DATASET RECORDS =

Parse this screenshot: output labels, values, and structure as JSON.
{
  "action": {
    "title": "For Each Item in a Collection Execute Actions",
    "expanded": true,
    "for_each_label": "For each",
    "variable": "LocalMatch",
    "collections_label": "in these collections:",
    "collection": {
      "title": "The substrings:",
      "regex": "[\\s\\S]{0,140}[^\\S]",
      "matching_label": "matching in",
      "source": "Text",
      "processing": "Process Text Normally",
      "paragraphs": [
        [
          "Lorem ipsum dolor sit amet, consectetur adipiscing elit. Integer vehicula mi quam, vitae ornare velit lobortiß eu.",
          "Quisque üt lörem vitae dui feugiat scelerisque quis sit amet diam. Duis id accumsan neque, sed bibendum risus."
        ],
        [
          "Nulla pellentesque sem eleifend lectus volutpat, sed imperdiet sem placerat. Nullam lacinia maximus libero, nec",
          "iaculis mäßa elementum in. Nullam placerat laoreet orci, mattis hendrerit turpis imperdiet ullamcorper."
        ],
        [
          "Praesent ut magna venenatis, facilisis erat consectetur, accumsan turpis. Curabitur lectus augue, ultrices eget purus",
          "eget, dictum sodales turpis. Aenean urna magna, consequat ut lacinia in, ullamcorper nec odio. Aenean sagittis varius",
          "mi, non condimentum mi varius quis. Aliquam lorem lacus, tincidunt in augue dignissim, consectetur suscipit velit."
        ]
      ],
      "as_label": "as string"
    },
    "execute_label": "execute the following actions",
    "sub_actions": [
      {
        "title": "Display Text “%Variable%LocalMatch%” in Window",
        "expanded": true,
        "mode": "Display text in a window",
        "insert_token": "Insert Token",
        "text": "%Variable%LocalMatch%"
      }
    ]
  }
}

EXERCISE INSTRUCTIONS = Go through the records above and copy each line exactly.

SOLVED EXERCISE =
Parse this screenshot: output labels, values, and structure as JSON.
{
  "action": {
    "title": "For Each Item in a Collection Execute Actions",
    "expanded": true,
    "for_each_label": "For each",
    "variable": "LocalMatch",
    "collections_label": "in these collections:",
    "collection": {
      "title": "The substrings:",
      "regex": "[\\s\\S]{0,140}[^\\S]",
      "matching_label": "matching in",
      "source": "Text",
      "processing": "Process Text Normally",
      "paragraphs": [
        [
          "Lorem ipsum dolor sit amet, consectetur adipiscing elit. Integer vehicula mi quam, vitae ornare velit lobortiß eu.",
          "Quisque üt lörem vitae dui feugiat scelerisque quis sit amet diam. Duis id accumsan neque, sed bibendum risus."
        ],
        [
          "Nulla pellentesque sem eleifend lectus volutpat, sed imperdiet sem placerat. Nullam lacinia maximus libero, nec",
          "iaculis mäßa elementum in. Nullam placerat laoreet orci, mattis hendrerit turpis imperdiet ullamcorper."
        ],
        [
          "Praesent ut magna venenatis, facilisis erat consectetur, accumsan turpis. Curabitur lectus augue, ultrices eget purus",
          "eget, dictum sodales turpis. Aenean urna magna, consequat ut lacinia in, ullamcorper nec odio. Aenean sagittis varius",
          "mi, non condimentum mi varius quis. Aliquam lorem lacus, tincidunt in augue dignissim, consectetur suscipit velit."
        ]
      ],
      "as_label": "as string"
    },
    "execute_label": "execute the following actions",
    "sub_actions": [
      {
        "title": "Display Text “%Variable%LocalMatch%” in Window",
        "expanded": true,
        "mode": "Display text in a window",
        "insert_token": "Insert Token",
        "text": "%Variable%LocalMatch%"
      }
    ]
  }
}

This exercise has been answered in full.